It is a personal subject for Loeb – he’s been privy to two abortions in his life. He is also now locked in a protracted court battle with his ex-fiancee Sofía Vergara. “In 2017, Vergara filed legal documents in California hoping to block Loeb from being able to use, without her written consent, the frozen pre-embryos they created via IVF at the ART Reproductive Center in Beverly Hills while still together in 2013,” reported People.
Despite Loeb and Allyn presenting their film as a truth-telling vehicle, the courtroom drama falls in line with a bevvy of far-right talking points: Hollywood controlling the media, fake news by way of Nathanson and Lader purportedly making up pro-choice statistics, and abortion doctors as sadistic Hippocratic Oath breakers. Audiences are meant to take these charges at face value, of course. Moreover, through dopey narration, Nathanson paints a picture of the pro-choice movement being run exclusively by men like Lader. The women who are involved – Betty Friedan (Lucy Davenport), the Roe v Wade lawyers Sarah Weddington (Greer Grammer) and Linda Coffee (Justine Wachsberger) and the aforementioned Roe – are merely unintelligent pawns duped by these supposedly nefarious forces. These pro-choicers judicially battle with anti-abortion advocates Mildred Jefferson (Stacey Dash sporting an unintelligible accent) and a walking-talking BuzzFeed inspirational quotes listicle in lawyer Robert Byrn (Joey Lawrence). His dialogue consists of him obtusely quoting Gandhi, Benjamin Franklin, Oliver Wendell Holmes, etc.

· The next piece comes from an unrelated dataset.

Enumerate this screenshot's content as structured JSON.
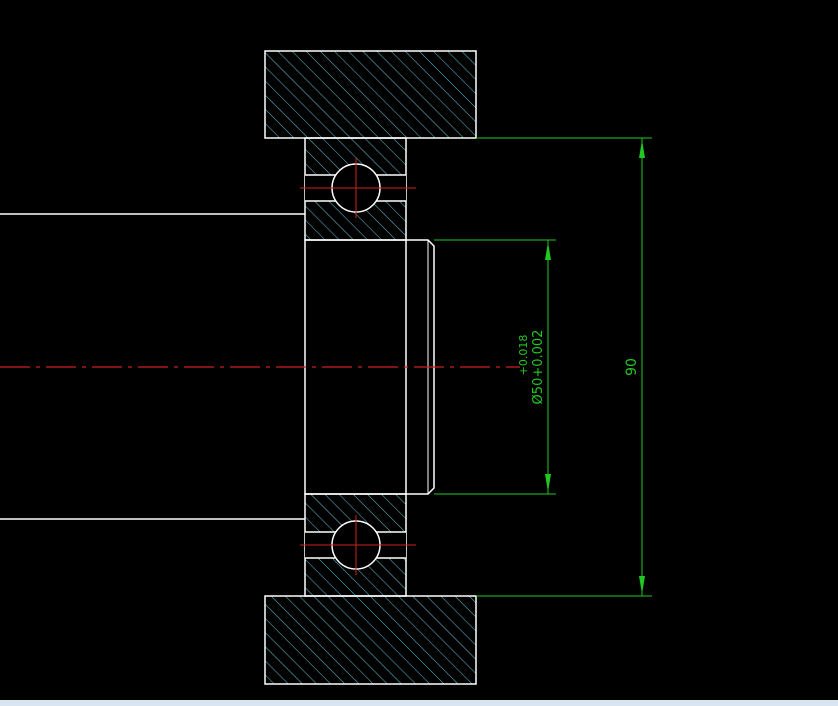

The two sides work their way to a supreme court run by conservative Justice Warren Burger (Jon Voight). Loeb and Allyn claim two justices held conflicts of interest, and others either bent to media pressure or scrutiny from their family and friends in the 1973, 7-2 decision in favor of Roe. While the film features a few Hollywood luminaries, specifically those of the conservative establishment like Voight, there is also space for rightwing pundits Tomi Lahren and Milo Yiannopoulos. The latter makes a showing as Dr David Sopher, a physician who demonstrates to Nathanson a new efficient method to perform abortions, while Lahren is featured in a slight role as the daughter of Justice Blackmun (Corbin Bernsen).
In 2018, Loeb and Allyn blasted a Daily Beast report concerning the film featuring graphic images of dismembered fetuses. Upon viewing, the prior reporting has proved to be true. One scene finds Chicago police raiding an illegal abortion clinic housed in a hotel only to carry out buckets full of dead fetuses. Another sees Nathanson performing an abortion on his own spouse wherein a shot shows a tiny baby torn into five pieces lying on a surgical tray. It’s one of the many ways Loeb and Allyn are without nuance and tact. Others show the Planned Parenthood founder, Margaret Sanger, addressing young Ku Klux Klan members while a cross burns behind her. Another sees an infuriated Nathanson in an empty church delivering an emotionally inert soliloquy decrying God for allowing abortions to happen. After all of the controversies and production setbacks, Loeb and Allyn made the film they wanted. The irony for them is they have to live with it.